On 31 May 2016, the Regional Court of Berlin (15 O 428/15) ruled that photographs of public domain paintings ‎are, in principle, protected by a copyright-related right in section 72 of the German Copyright Act. The case involved a request to take down several pictures hosted on Wikimedia Commons as public domain images that had been taken by a photographer employed by the Reiss Engelhorn Museum in Mannheim, Germany. Responding to the judgment, the Wikimedia Foundation and Wikimedia Germany wrote that the decision did not pay adequate attention to the long-term damage this judgment represents to accessing public domain works.

The Wikimedia Foundation already announced its plans to appeal the case to the next level of appellate court—the Kammergericht Berlin—and, if necessary, to take it all the way to the Federal Court of Justice.
Continue Reading

On 23 June 2016, a US federal jury concluded that Led Zeppelin’s Jimmy Page and Robert Plant did not copy the opening guitar riff in “Stairway to Heaven” from the song “Taurus,” an earlier tune by US rock band Spirit. The latter song, a 2-minute 27-second instrumental, was recorded nearly four years before “Stairway,” and was released on Spirit’s self-titled debut album in 1968.

The conclusion of the “Stairway” case comes a little more than a year after a federal jury in Los Angeles, California, awarded millions to R&B-soul singer Marvin Gaye’s family. The jury decided that recording stars Robin Thicke and Pharrell Williams had plagiarized Gaye’s “Got to Give It Up” in creating their hit single “Blurred Lines.”
Continue Reading

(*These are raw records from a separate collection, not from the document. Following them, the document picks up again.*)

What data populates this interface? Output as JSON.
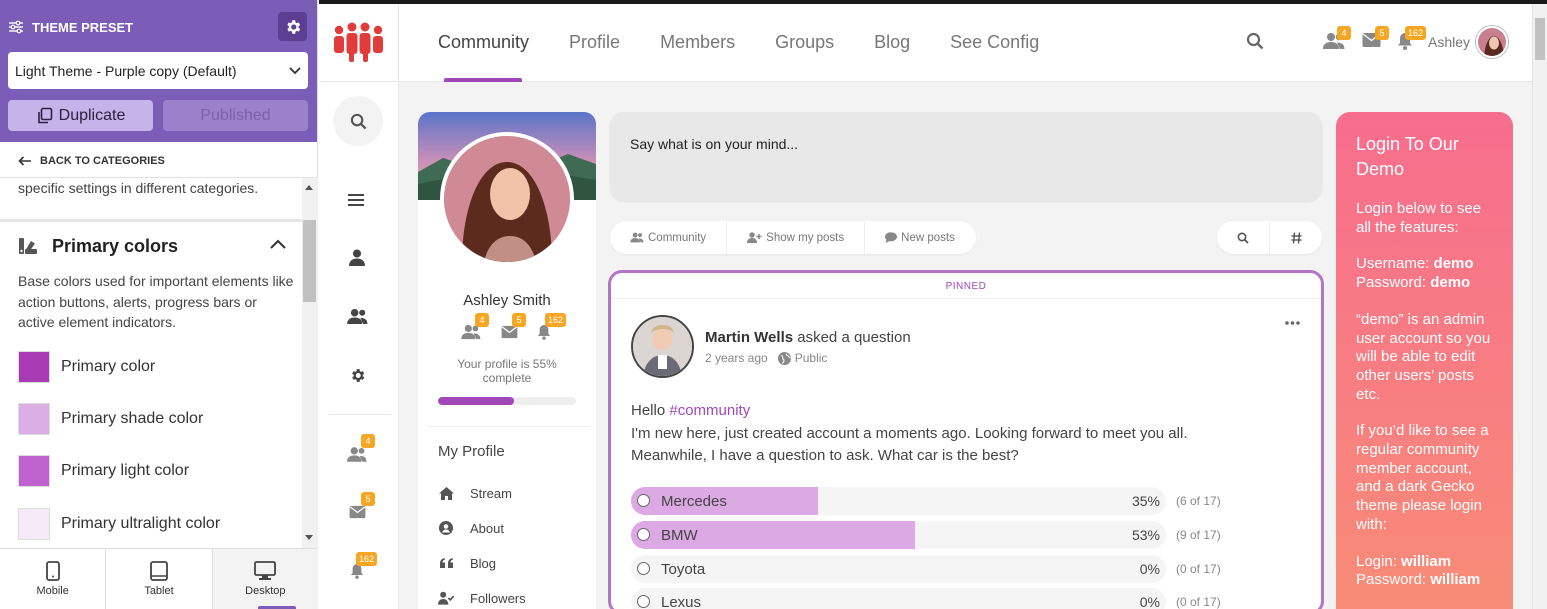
{
  "customizer": {
    "title": "THEME PRESET",
    "select_value": "Light Theme - Purple copy (Default)",
    "duplicate_label": "Duplicate",
    "published_label": "Published",
    "back_label": "BACK TO CATEGORIES",
    "prev_text": "specific settings in different categories.",
    "section_title": "Primary colors",
    "section_desc": "Base colors used for important elements like action buttons, alerts, progress bars or active element indicators.",
    "colors": [
      {
        "label": "Primary color",
        "value": "#a83bb5"
      },
      {
        "label": "Primary shade color",
        "value": "#dcaee6"
      },
      {
        "label": "Primary light color",
        "value": "#bf62cf"
      },
      {
        "label": "Primary ultralight color",
        "value": "#f6eaf9"
      }
    ],
    "devices": [
      {
        "label": "Mobile",
        "icon": "mobile-icon"
      },
      {
        "label": "Tablet",
        "icon": "tablet-icon"
      },
      {
        "label": "Desktop",
        "icon": "desktop-icon"
      }
    ]
  },
  "header": {
    "nav": [
      "Community",
      "Profile",
      "Members",
      "Groups",
      "Blog",
      "See Config"
    ],
    "active_nav": "Community",
    "friends_count": "4",
    "messages_count": "5",
    "notifications_count": "162",
    "user_name": "Ashley"
  },
  "rail": {
    "friends_count": "4",
    "messages_count": "5",
    "notifications_count": "162"
  },
  "profile_card": {
    "name": "Ashley Smith",
    "friends_count": "4",
    "messages_count": "5",
    "notifications_count": "162",
    "complete_text": "Your profile is 55% complete",
    "progress": 0.55,
    "menu_title": "My Profile",
    "menu": [
      {
        "label": "Stream",
        "icon": "home-icon"
      },
      {
        "label": "About",
        "icon": "user-circle-icon"
      },
      {
        "label": "Blog",
        "icon": "quote-icon"
      },
      {
        "label": "Followers",
        "icon": "user-check-icon"
      }
    ]
  },
  "composer": {
    "placeholder": "Say what is on your mind..."
  },
  "filters": [
    "Community",
    "Show my posts",
    "New posts"
  ],
  "post": {
    "pinned_label": "PINNED",
    "author": "Martin Wells",
    "action": "asked a question",
    "time": "2 years ago",
    "visibility": "Public",
    "line1_prefix": "Hello ",
    "hashtag": "#community",
    "line2": "I'm new here, just created account a moments ago. Looking forward to meet you all.",
    "line3": "Meanwhile, I have a question to ask. What car is the best?",
    "poll": [
      {
        "label": "Mercedes",
        "pct": "35%",
        "count": "(6 of 17)",
        "value": 0.35
      },
      {
        "label": "BMW",
        "pct": "53%",
        "count": "(9 of 17)",
        "value": 0.53
      },
      {
        "label": "Toyota",
        "pct": "0%",
        "count": "(0 of 17)",
        "value": 0
      },
      {
        "label": "Lexus",
        "pct": "0%",
        "count": "(0 of 17)",
        "value": 0
      }
    ]
  },
  "login_card": {
    "title": "Login To Our Demo",
    "intro": "Login below to see all the features:",
    "username_label": "Username:",
    "username_value": "demo",
    "password_label": "Password:",
    "password_value": "demo",
    "admin_note_prefix": "“demo” is an admin user account so you will be able to edit other users’ posts etc.",
    "regular_note": "If you’d like to see a regular community member account, and a dark Gecko theme please login with:",
    "login2_label": "Login:",
    "login2_value": "william",
    "password2_label": "Password:",
    "password2_value": "william"
  },
  "colors": {
    "accent": "#a147b7",
    "customizer_header": "#7b5cb7",
    "badge": "#f5a623",
    "login_gradient_top": "#f76d8e",
    "login_gradient_bottom": "#f88c77"
  }
}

In 2013, several artists and music production companies filed a constitutional complaint with the German Federal Constitutional Court (Bundesverfassungsgericht, BVerfG) against two Federal Court of Justice (Bundesgerichtshof, BGH) rulings (I ZR 112/06I ZR 182/11) that held that the sampling of a two-second sound sequence was not admissible under the German Copyright Act (UrhG). In music, “sampling” is the act of taking a portion of one sound recording and reusing it in a different song or piece. Sampling is particularly common in modern hip-hop and electronic music.

The complainants argued that the Federal Court of Justice rulings violated their fundamental right to artistic freedom enshrined in Art. 5 para. 3 of the German Basic Law (Grundgesetz, GG). On 31 May 2016, the First Senate of the Federal Constitutional Court granted the constitutional complaint.
Continue Reading